I removed it from both functions.

Re: Python tricks

Posted: August 19th, 2019, 4:55 pm
by Cuchulainn
I removed it from both functions.
OK. 
On a follow-on question, how many (newbie?) Python programmers fall to the temptation of "Copy and Paste" syndrome. Exhibit I is

I was actually working closely with one such wunderkind for about 3 years. On some sad cases, he was granted an honour to build production-critical programs, despite of my kindest type of warnings to our closest supervisors (who were also - surprise: XYZ). When the landscape (data and the source) around his program was modified even a bit, he started to show some colour on his face. Processing reports using his program took longer and longer due to the fact, that his program was massively hard-coded (program structure and variable initialization). Needless to say, he had never heard about Strategy or Builder patterns. My kind attempts to get him to use XML or JSON as some sort of platform for changing configurations were crudely ignored without any response. “What the ,expletive, this guy could know, since he is not applied mathematician” was the implied message. At the “terminal stage” of this death star program, instead of having program built on different set of changing configurations, this guy had 36 different hard-coded programs (I am not kidding) - one for each of our swap counterparty. The issues we experienced after this point, I do not need to describe here since you already know what happened. Last year (after the guy left the ruins for greener pastures), my supervisors (who are XYZ), asked me to “check that program and improve it for production purposes”. Happy Ending with a twist.

Re: Python tricks
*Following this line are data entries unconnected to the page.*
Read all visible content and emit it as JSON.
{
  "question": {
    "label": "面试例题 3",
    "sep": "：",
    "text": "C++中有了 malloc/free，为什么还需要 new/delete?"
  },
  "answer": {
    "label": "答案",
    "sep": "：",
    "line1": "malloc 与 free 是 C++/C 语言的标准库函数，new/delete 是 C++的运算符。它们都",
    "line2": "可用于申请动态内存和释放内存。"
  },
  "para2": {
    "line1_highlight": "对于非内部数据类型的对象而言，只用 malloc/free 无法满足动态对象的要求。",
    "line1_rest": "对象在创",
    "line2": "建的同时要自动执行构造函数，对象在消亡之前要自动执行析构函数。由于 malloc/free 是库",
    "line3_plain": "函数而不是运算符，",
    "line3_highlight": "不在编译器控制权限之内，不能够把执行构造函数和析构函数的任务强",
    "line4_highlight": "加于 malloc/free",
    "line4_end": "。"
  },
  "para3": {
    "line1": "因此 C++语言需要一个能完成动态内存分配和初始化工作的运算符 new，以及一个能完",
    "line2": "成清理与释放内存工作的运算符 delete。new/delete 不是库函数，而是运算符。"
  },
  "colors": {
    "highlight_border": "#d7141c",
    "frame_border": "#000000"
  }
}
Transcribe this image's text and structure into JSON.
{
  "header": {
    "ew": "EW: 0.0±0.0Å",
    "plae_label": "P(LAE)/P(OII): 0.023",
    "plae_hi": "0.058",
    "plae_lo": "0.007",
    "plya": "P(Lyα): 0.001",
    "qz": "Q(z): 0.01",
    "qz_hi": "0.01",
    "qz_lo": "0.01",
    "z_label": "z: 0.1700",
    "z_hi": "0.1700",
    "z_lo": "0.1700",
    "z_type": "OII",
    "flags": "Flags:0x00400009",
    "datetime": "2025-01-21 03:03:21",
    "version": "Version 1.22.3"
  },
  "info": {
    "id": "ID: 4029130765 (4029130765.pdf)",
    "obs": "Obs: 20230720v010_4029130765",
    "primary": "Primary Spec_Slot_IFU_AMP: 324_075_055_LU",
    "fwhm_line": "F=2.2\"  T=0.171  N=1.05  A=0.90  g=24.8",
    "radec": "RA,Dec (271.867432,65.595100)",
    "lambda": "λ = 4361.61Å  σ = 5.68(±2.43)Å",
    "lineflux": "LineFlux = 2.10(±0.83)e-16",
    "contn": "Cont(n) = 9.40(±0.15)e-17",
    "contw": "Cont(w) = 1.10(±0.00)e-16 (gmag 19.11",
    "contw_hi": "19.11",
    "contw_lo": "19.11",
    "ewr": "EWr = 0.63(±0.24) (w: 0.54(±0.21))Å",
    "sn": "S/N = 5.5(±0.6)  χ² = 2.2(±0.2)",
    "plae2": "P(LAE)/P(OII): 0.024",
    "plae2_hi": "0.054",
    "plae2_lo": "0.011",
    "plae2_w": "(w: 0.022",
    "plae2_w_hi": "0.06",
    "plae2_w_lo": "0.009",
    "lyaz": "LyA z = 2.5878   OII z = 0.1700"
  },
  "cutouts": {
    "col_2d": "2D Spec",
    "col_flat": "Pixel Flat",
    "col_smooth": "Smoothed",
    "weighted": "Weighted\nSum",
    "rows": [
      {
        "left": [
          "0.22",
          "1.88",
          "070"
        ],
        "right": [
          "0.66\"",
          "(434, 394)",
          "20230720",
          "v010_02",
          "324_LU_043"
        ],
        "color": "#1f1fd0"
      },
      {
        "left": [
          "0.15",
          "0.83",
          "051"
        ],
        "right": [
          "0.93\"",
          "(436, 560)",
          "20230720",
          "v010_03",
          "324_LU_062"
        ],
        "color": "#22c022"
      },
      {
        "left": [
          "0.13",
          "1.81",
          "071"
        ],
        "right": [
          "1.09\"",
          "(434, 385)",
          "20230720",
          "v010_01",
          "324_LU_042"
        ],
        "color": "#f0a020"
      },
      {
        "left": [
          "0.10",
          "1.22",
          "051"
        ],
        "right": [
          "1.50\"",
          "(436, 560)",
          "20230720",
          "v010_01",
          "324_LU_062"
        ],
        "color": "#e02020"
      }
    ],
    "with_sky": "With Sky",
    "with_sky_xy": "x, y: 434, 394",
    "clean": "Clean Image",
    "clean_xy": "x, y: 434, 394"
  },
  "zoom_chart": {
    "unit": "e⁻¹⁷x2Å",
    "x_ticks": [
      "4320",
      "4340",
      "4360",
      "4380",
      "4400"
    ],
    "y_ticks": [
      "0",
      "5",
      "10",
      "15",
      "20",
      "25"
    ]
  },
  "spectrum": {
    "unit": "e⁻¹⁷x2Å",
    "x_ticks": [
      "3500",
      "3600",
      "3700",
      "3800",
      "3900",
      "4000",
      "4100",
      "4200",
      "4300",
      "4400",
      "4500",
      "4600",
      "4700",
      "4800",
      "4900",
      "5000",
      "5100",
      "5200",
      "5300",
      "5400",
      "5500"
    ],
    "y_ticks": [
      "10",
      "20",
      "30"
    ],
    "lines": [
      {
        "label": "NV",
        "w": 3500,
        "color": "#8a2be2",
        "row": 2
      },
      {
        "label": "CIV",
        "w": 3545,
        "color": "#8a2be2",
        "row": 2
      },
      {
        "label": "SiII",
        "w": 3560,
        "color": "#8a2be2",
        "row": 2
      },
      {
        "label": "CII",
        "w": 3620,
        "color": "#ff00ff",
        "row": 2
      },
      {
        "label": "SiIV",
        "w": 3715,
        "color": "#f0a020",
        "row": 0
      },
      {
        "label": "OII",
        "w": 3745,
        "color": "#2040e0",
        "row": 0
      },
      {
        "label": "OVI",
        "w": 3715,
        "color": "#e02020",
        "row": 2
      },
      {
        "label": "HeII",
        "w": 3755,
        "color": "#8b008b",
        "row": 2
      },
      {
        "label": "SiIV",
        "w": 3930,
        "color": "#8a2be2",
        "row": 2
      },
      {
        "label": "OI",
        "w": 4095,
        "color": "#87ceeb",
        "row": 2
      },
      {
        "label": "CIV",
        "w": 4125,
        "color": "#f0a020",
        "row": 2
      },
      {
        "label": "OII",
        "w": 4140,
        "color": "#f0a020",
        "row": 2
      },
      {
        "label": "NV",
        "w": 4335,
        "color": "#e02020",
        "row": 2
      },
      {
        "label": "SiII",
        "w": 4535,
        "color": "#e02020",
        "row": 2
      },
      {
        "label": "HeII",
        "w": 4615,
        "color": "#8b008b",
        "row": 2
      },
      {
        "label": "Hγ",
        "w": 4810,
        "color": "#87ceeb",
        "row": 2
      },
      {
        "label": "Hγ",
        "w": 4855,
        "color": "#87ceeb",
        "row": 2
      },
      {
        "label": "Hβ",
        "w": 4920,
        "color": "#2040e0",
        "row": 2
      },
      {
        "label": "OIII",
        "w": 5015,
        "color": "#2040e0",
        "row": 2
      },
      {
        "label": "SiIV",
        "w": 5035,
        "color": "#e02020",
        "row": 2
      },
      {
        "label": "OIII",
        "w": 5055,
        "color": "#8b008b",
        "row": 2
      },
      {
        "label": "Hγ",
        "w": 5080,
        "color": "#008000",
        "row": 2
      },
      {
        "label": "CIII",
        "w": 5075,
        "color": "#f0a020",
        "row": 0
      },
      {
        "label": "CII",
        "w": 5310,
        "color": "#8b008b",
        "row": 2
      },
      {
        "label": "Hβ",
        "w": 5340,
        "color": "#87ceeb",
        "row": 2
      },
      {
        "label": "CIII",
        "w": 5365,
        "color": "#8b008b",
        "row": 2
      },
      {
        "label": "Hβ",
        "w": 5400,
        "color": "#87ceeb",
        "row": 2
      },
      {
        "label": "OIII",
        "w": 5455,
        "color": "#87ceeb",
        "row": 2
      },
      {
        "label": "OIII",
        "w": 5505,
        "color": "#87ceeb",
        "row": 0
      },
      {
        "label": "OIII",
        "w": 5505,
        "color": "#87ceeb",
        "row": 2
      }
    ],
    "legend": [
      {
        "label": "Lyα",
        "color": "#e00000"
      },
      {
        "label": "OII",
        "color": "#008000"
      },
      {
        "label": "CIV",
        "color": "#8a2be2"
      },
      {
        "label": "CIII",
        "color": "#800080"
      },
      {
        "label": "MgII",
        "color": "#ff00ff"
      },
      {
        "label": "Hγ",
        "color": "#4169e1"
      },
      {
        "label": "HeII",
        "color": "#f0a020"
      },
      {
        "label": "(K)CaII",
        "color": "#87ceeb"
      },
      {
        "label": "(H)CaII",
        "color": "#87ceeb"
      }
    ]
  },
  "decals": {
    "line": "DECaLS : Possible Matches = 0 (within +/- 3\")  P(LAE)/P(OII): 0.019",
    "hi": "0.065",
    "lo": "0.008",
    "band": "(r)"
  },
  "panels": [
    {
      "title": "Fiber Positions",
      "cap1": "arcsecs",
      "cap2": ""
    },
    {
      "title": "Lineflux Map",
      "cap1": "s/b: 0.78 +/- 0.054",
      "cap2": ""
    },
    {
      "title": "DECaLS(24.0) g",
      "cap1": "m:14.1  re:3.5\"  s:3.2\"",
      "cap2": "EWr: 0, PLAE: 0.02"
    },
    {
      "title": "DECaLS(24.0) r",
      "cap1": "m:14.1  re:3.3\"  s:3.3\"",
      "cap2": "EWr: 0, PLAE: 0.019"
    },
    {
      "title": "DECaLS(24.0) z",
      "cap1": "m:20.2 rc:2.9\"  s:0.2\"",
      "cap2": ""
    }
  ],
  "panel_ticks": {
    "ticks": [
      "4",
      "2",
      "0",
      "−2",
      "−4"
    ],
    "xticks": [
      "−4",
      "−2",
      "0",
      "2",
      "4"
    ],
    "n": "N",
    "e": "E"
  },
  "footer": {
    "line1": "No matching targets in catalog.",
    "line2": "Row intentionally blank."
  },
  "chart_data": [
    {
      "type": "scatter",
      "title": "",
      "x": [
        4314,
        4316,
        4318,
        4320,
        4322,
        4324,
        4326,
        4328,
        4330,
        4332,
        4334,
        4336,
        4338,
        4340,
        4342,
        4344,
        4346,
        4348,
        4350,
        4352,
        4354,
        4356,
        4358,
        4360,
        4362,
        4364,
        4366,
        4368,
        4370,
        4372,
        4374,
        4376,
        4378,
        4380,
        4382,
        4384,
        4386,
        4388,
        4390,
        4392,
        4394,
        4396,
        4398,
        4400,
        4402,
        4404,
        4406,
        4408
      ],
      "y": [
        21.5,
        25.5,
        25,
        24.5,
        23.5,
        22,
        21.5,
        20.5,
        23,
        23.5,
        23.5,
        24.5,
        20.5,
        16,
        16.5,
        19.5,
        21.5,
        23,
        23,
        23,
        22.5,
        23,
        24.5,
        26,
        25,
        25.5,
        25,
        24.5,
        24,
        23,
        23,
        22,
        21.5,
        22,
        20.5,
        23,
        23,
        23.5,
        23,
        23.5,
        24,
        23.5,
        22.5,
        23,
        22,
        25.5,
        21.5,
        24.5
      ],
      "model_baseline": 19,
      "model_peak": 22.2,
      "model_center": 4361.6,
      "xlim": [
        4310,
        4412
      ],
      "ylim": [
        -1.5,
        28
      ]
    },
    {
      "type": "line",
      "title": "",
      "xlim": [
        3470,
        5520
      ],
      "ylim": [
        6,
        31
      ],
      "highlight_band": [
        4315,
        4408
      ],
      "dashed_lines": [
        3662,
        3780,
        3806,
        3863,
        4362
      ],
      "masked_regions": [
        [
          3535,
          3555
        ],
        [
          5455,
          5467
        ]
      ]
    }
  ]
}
Posted: August 19th, 2019, 10:40 pm
by ISayMoo
I once worked with a guy who was getting red in the face whenever someone modified anything touching his code, or even asked questions about it. Later it turned out that he copy&pasted code stolen from his previous employer into our codebase. He was kindly asked to submit his resignation. Now he's a senior developer in a Tier 1 bank, of course.